Biobest Laboratories Ltd

Infectious Bovine Rhinotracheitis (IBR)

The Disease

IBR virus causes a severe respiratory disease, which may progress to a fatal pneumonia. Once an animal has been infected, it remains a carrier for life, with periods of stress (such as movement, starting a bull in work or bringing in for the winter) triggering shedding of virus. Several different strains exist which also cause reduced fertility/abortions, a drop in milk yield and inflammation of the vulva/prepuce.

The Effect in Your Herd

Your herd may experience reproductive problems such as failure to conceive and abortions, as well as severe pneumonia outbreaks amongst calves. In addition many European countries are IBR free, and animals exported to the EU will generally have to come from Accredited-free herds.

The Route of Transmission

The virus is spread by respiratory tract and eye secretions, and also by semen. Separate cattle with 3 metre fencing to eliminate nose-to-nose contact from neighbouring farms or between separately managed groups. Infected bulls can shed the virus in semen. Vaccination can be an option; as a marker vaccine has been developed which is distinguishable from wild IBR infection.

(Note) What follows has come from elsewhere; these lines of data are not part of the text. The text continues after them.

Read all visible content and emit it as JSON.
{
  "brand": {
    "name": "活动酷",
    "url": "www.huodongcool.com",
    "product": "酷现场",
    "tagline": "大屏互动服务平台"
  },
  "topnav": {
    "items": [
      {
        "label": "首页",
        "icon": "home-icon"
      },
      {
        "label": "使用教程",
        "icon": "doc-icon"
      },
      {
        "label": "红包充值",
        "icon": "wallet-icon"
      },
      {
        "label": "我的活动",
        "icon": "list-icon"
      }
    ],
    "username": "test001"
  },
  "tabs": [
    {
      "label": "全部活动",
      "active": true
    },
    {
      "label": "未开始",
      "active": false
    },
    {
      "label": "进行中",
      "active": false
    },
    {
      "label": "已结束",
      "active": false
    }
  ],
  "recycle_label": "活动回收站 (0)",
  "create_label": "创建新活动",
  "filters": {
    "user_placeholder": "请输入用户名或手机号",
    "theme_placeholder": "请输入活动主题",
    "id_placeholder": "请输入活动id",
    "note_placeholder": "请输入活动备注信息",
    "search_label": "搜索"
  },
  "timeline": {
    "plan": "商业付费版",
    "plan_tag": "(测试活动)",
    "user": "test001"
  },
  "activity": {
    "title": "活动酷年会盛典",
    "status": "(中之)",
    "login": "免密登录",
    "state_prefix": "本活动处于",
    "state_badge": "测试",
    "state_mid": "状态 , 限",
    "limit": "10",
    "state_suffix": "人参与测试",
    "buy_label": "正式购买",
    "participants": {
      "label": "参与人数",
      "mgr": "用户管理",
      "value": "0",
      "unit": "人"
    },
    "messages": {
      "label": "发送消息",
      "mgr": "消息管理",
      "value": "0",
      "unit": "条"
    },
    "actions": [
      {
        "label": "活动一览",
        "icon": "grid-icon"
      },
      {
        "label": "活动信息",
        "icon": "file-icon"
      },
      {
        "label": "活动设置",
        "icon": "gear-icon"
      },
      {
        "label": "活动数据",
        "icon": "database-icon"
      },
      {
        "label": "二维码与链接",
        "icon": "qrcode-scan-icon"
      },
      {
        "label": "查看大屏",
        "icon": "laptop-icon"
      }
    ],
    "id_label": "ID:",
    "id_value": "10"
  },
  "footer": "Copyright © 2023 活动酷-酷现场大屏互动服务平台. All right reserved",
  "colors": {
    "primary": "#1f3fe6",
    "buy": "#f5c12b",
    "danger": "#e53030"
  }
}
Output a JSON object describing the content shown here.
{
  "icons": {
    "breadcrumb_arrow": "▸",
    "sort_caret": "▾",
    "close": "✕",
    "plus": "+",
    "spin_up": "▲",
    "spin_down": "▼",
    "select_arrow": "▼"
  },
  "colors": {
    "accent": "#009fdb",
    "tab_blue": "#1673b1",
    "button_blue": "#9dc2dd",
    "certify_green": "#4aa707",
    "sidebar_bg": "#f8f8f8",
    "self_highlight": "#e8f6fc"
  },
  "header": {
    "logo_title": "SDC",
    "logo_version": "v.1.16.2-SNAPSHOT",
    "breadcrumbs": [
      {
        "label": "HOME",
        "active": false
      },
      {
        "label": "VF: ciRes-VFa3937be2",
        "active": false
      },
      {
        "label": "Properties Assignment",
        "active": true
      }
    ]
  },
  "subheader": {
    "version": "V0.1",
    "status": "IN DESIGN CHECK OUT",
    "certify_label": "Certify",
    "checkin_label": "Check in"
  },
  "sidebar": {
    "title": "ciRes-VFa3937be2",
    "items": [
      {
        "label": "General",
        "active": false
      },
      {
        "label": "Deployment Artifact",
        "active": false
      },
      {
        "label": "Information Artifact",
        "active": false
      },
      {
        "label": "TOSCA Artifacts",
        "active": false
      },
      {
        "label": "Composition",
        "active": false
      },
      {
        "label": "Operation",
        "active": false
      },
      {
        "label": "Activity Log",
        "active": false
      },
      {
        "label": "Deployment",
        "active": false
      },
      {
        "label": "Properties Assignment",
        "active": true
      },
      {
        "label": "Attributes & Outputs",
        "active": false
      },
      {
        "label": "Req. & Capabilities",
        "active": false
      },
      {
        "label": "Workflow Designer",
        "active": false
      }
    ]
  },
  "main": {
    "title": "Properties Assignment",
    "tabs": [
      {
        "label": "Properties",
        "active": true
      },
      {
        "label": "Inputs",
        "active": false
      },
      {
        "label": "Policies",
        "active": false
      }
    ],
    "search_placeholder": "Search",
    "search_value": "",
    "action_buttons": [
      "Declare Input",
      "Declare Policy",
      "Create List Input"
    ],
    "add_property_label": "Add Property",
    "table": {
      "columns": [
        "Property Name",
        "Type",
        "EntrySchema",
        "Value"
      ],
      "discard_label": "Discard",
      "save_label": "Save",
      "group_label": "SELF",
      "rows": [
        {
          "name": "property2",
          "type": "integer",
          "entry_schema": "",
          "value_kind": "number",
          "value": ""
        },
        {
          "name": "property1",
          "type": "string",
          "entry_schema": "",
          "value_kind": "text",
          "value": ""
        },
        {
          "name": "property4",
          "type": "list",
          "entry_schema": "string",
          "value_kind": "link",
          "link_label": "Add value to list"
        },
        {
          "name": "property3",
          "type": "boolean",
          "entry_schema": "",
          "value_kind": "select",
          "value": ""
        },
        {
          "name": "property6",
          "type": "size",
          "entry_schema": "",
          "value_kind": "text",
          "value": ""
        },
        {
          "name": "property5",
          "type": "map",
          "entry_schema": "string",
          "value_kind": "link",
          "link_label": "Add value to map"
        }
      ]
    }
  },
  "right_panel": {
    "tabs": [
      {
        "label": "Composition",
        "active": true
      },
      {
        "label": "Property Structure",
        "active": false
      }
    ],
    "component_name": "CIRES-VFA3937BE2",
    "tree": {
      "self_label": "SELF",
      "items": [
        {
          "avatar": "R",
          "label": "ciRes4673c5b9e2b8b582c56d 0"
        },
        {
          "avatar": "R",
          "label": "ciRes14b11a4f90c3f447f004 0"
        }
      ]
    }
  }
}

Disease & Status
Animals to be tested
Action required
1. IBR: First herd test
The whole herd over the age of 12 months is tested. If this test is clear, the test is repeated within 1-12 months to gain Accreditation test 2. If positive animals are found, these are removed*, and the next test is 3.
2. IBR: Second herd test (if the first test is clear). The whole herd over the age of 12 months is tested. If this test is clear, the herd becomes Accredited for IBR. Test as per 4 yearly to maintain Accreditation.
3. IBR: Further herd tests (if the first test showed active IBR infection).  The whole herd over the age of 12 months is tested. If positive animals are found, these are removed, and the next test is a repeat of 3, to be repeated yearly until a clear test is achieved.
4. IBR: Maintenance of Accreditation  A statistical sample (see Appendix B) of animals 12 months of age or older must be tested. Breeding bulls must also be tested, along with any animals that are not home-bred (unless they have come from an IBR Accredited herd). Dairy herds must also conduct a quarterly bulk milk test.  Repeat yearly to maintain Accreditation.
5. Dairy Milk Monitoring scheme Bulk milk tank sample; if more than one tank is present, a sample must be taken from each one.  Repeat at 3 monthly intervals.

*If too many animals require removal, there are other options, e.g. vaccination, which may be used, and this will be discussed in detail when the results are reported.